In 2011, the use of Dabigatran (Pradaxa) became commonplace in the anti-coagulation regimen for atrial fibrillation. In the US, FDA approval was based on the RELY Trial showing improved efficacy and safety compared with Warfarin in the setting of non-valvular atrial fibrillation (defined as valvular disease that was either insignificant or not meeting criteria for surgical correction). Dabigatran is an oral direct thrombin inhibitor and a twice daily regimen of 150 mg in patients with adequate renal clearance showing significant benefit in reducing stroke rates and reducing bleeding risk in patients compared with Warfarin.
Importantly, this study involved a higher percentage of patients with lower risk for CVA (CHADS 1), suggesting benefits even in lower risk patients. The ease of its use (no blood tests or dietary limitations) is a significant draw for patients, and it's no wonder that it's use is on a rapid upwards trajectory.

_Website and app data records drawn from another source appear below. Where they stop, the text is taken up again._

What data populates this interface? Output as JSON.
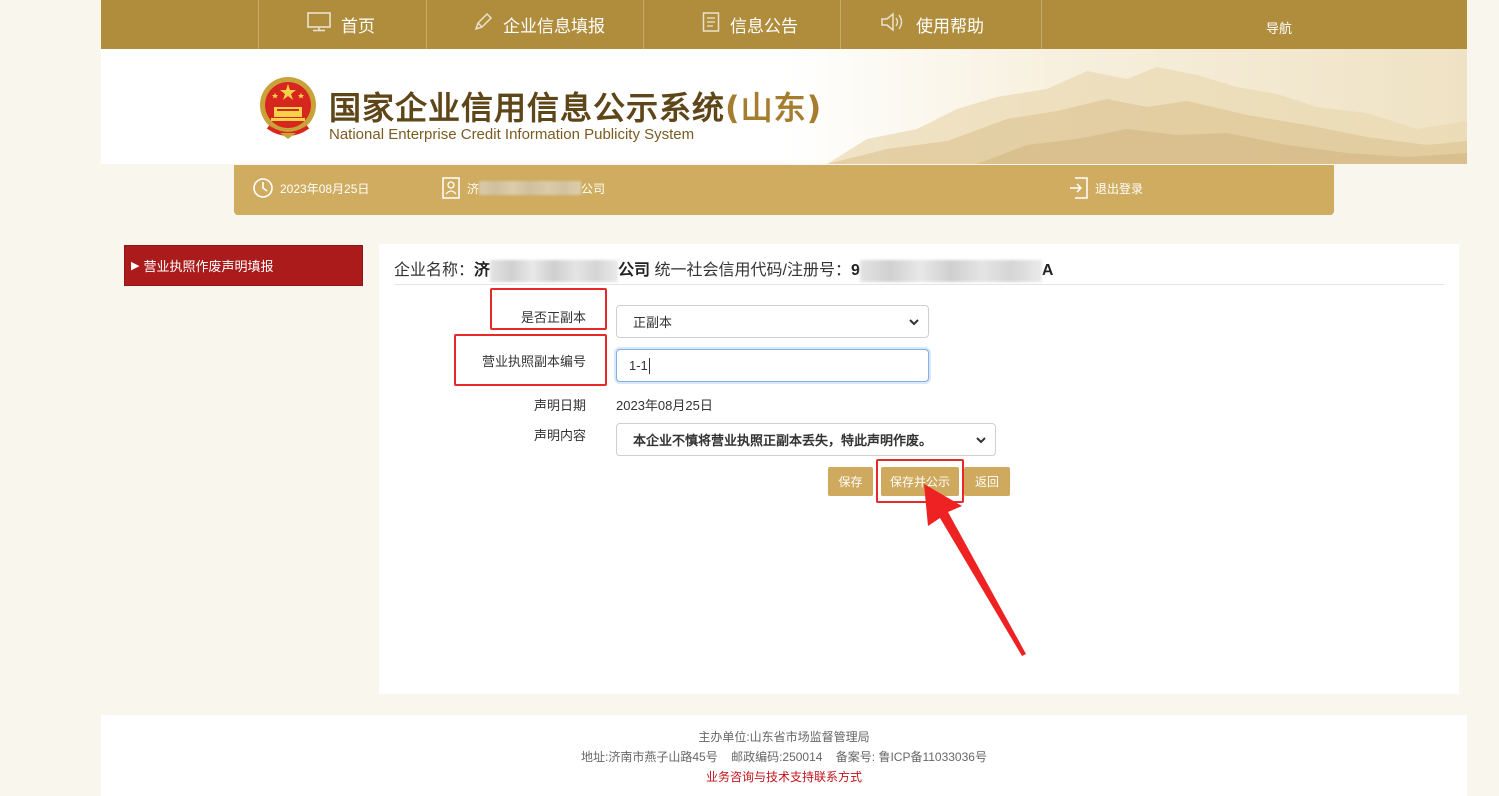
{
  "nav": {
    "items": [
      {
        "label": "首页",
        "icon": "monitor-icon"
      },
      {
        "label": "企业信息填报",
        "icon": "pen-icon"
      },
      {
        "label": "信息公告",
        "icon": "document-icon"
      },
      {
        "label": "使用帮助",
        "icon": "speaker-icon"
      }
    ],
    "hint": "导航"
  },
  "header": {
    "title": "国家企业信用信息公示系统",
    "title_region": "(山东)",
    "subtitle": "National Enterprise Credit Information Publicity System"
  },
  "infobar": {
    "date": "2023年08月25日",
    "company_prefix": "济",
    "company_suffix": "公司",
    "logout": "退出登录"
  },
  "sidebar": {
    "items": [
      {
        "label": "营业执照作废声明填报",
        "active": true
      }
    ]
  },
  "company": {
    "name_label": "企业名称：",
    "name_prefix": "济",
    "name_suffix": "公司",
    "code_label": "统一社会信用代码/注册号：",
    "code_prefix": "9",
    "code_suffix": "A"
  },
  "form": {
    "copy_type_label": "是否正副本",
    "copy_type_value": "正副本",
    "license_no_label": "营业执照副本编号",
    "license_no_value": "1-1",
    "date_label": "声明日期",
    "date_value": "2023年08月25日",
    "content_label": "声明内容",
    "content_value": "本企业不慎将营业执照正副本丢失，特此声明作废。"
  },
  "buttons": {
    "save": "保存",
    "save_publish": "保存并公示",
    "back": "返回"
  },
  "footer": {
    "sponsor": "主办单位:山东省市场监督管理局",
    "address": "地址:济南市燕子山路45号    邮政编码:250014    备案号: 鲁ICP备11033036号",
    "contact": "业务咨询与技术支持联系方式"
  },
  "colors": {
    "nav_bg": "#b08d3c",
    "infobar_bg": "#cfac5f",
    "sidebar_active": "#ab1b1b",
    "button": "#cfa95d",
    "annotation": "#e62a2a"
  }
}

In RELY, the primary subgroup that did not show benefit with Dabigatran were those with a history of GI bleeding. Their bleeding risks were substantially higher on Dabigatran. It should also be stated that there is no direct antidote for Dabigatran. Emergency management might require emergency dialysis which does clear the drug and eliminates most of the anticoagulant effect within an hour. For those with significant renal impairment (creatinine clearance less than 39ml), a reduced dose of Dabigatran 75 mg bid is available.
A recent report out of New Zealand, Harper et al, NEJM 3/1/12 meticulously reviewed dozens of serious bleeds on Dabigatran (Pradaxa). In nearly half of the cases, patients were noted to have significant renal impairment, and many of the bleeds occurred in octogenarians. It was felt that many of the bleeds might have been caused by poor patient selection, including very elderly patients with impaired creatinine clearance, and/or a history of GI bleeds.
With any new advance in medicine, excitement for adoption of its use must be tempered by knowledge and experience with its use. Understanding when to use a drug is only trumped by the knowledge of when not to use it. Dabigatran continues to offer significant advantages in most patient subsets. Understanding which subsets those are should help substantially in avoid untoward outcomes
POSTED BY STEVEN C. AJLUNI, MD